■ Instructions to follow
Every line below that mentions the word "this" should be copied out.

■ Provided data
►

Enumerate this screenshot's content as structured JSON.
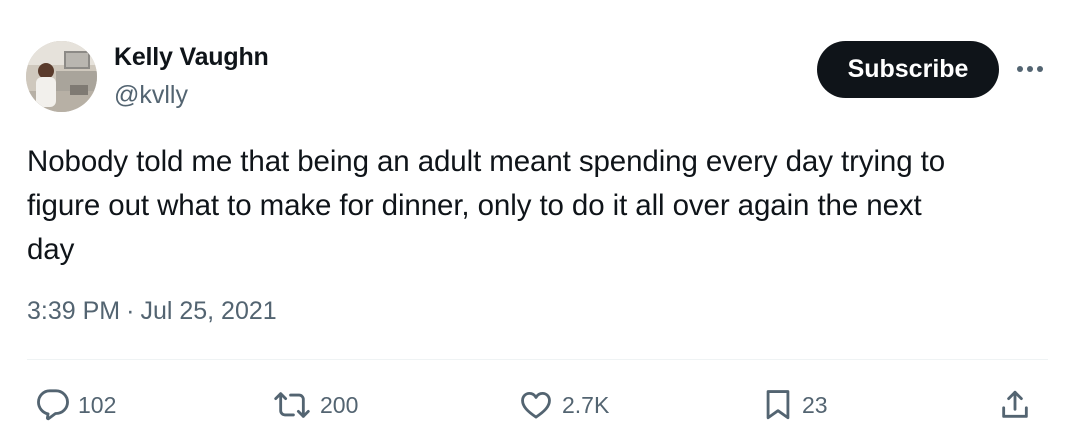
{
  "author": {
    "name": "Kelly Vaughn",
    "handle": "@kvlly",
    "avatar_icon": "profile-photo"
  },
  "subscribe_label": "Subscribe",
  "more_icon": "more-options-icon",
  "tweet_text": "Nobody told me that being an adult meant spending every day trying to\nfigure out what to make for dinner, only to do it all over again the next\nday",
  "meta": {
    "time": "3:39 PM",
    "separator": "·",
    "date": "Jul 25, 2021"
  },
  "actions": {
    "reply": {
      "icon": "reply-icon",
      "count": "102"
    },
    "retweet": {
      "icon": "retweet-icon",
      "count": "200"
    },
    "like": {
      "icon": "heart-icon",
      "count": "2.7K"
    },
    "bookmark": {
      "icon": "bookmark-icon",
      "count": "23"
    },
    "share": {
      "icon": "share-icon"
    }
  },
  "colors": {
    "text": "#0f1419",
    "secondary": "#536471",
    "button_bg": "#0f1419",
    "button_text": "#ffffff",
    "divider": "#eff3f4"
  }
}
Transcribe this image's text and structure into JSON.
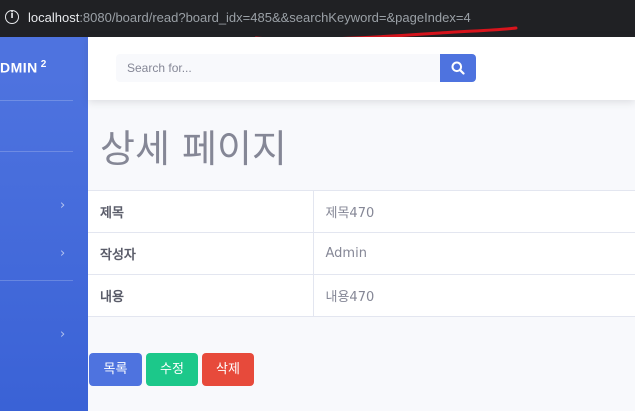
{
  "browser": {
    "url_host": "localhost",
    "url_rest": ":8080/board/read?board_idx=485&&searchKeyword=&pageIndex=4"
  },
  "sidebar": {
    "brand": "DMIN",
    "brand_sup": "2",
    "items": [
      {
        "icon": "chevron-right-icon"
      },
      {
        "icon": "chevron-right-icon"
      },
      {
        "icon": "chevron-right-icon"
      }
    ]
  },
  "topbar": {
    "search_placeholder": "Search for...",
    "search_icon": "search-icon"
  },
  "page": {
    "title": "상세 페이지"
  },
  "detail": {
    "rows": [
      {
        "label": "제목",
        "value": "제목470"
      },
      {
        "label": "작성자",
        "value": "Admin"
      },
      {
        "label": "내용",
        "value": "내용470"
      }
    ]
  },
  "buttons": {
    "list": "목록",
    "edit": "수정",
    "delete": "삭제"
  },
  "colors": {
    "primary": "#4e73df",
    "success": "#1cc88a",
    "danger": "#e74a3b",
    "annotation": "#d8141c"
  }
}
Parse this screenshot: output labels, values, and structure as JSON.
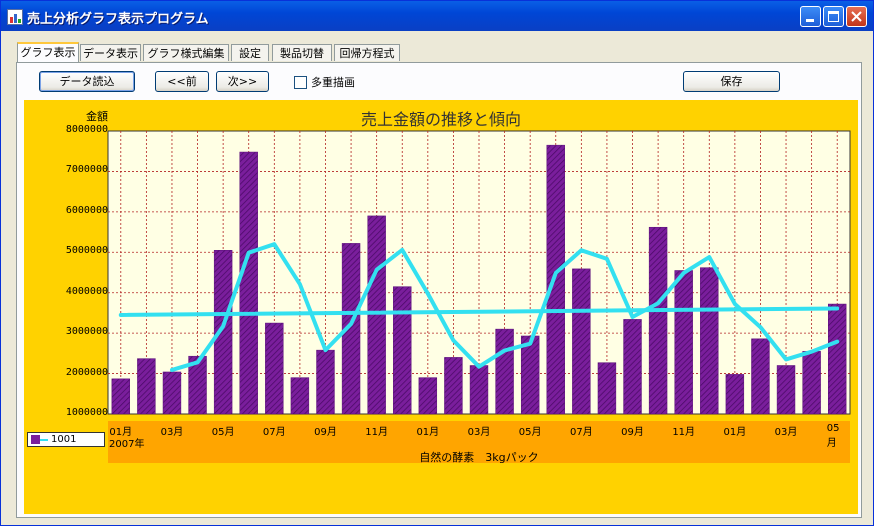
{
  "window": {
    "title": "売上分析グラフ表示プログラム"
  },
  "tabs": [
    "グラフ表示",
    "データ表示",
    "グラフ様式編集",
    "設定",
    "製品切替",
    "回帰方程式"
  ],
  "toolbar": {
    "load": "データ読込",
    "prev": "<<前",
    "next": "次>>",
    "multi": "多重描画",
    "save": "保存"
  },
  "icons": {
    "app": "chart-app-icon",
    "minimize": "minimize-icon",
    "maximize": "maximize-icon",
    "close": "close-icon"
  },
  "colors": {
    "chart_bg": "#FFD200",
    "plot_bg": "#FFFFE4",
    "bar": "#7A1E9C",
    "trend": "#33E0F0",
    "axis_band": "#FFA500"
  },
  "chart_data": {
    "type": "bar",
    "title": "売上金額の推移と傾向",
    "ylabel": "金額",
    "year_label": "2007年",
    "subtitle": "自然の酵素　3kgパック",
    "ylim": [
      1000000,
      8000000
    ],
    "yticks": [
      "8000000",
      "7000000",
      "6000000",
      "5000000",
      "4000000",
      "3000000",
      "2000000",
      "1000000"
    ],
    "xtick_labels": [
      "01月",
      "03月",
      "05月",
      "07月",
      "09月",
      "11月",
      "01月",
      "03月",
      "05月",
      "07月",
      "09月",
      "11月",
      "01月",
      "03月",
      "05月"
    ],
    "series": [
      {
        "name": "1001",
        "values": [
          1870000,
          2370000,
          2040000,
          2430000,
          5050000,
          7480000,
          3250000,
          1900000,
          2580000,
          5220000,
          5900000,
          4150000,
          1900000,
          2400000,
          2200000,
          3100000,
          2930000,
          7650000,
          4590000,
          2270000,
          3340000,
          5620000,
          4550000,
          4620000,
          1980000,
          2860000,
          2200000,
          2550000,
          3720000
        ]
      }
    ],
    "moving_average": [
      null,
      null,
      2090000,
      2280000,
      3170000,
      4990000,
      5200000,
      4210000,
      2580000,
      3230000,
      4570000,
      5060000,
      3980000,
      2820000,
      2170000,
      2570000,
      2740000,
      4490000,
      5050000,
      4840000,
      3400000,
      3740000,
      4490000,
      4880000,
      3720000,
      3150000,
      2350000,
      2540000,
      2790000
    ],
    "regression_line": [
      3450000,
      3610000
    ]
  }
}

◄

■ Your solution
Enumerate this screenshot's content as structured JSON.
Transcribe this image's text and structure into JSON.
Parse this screenshot: output labels, values, and structure as JSON.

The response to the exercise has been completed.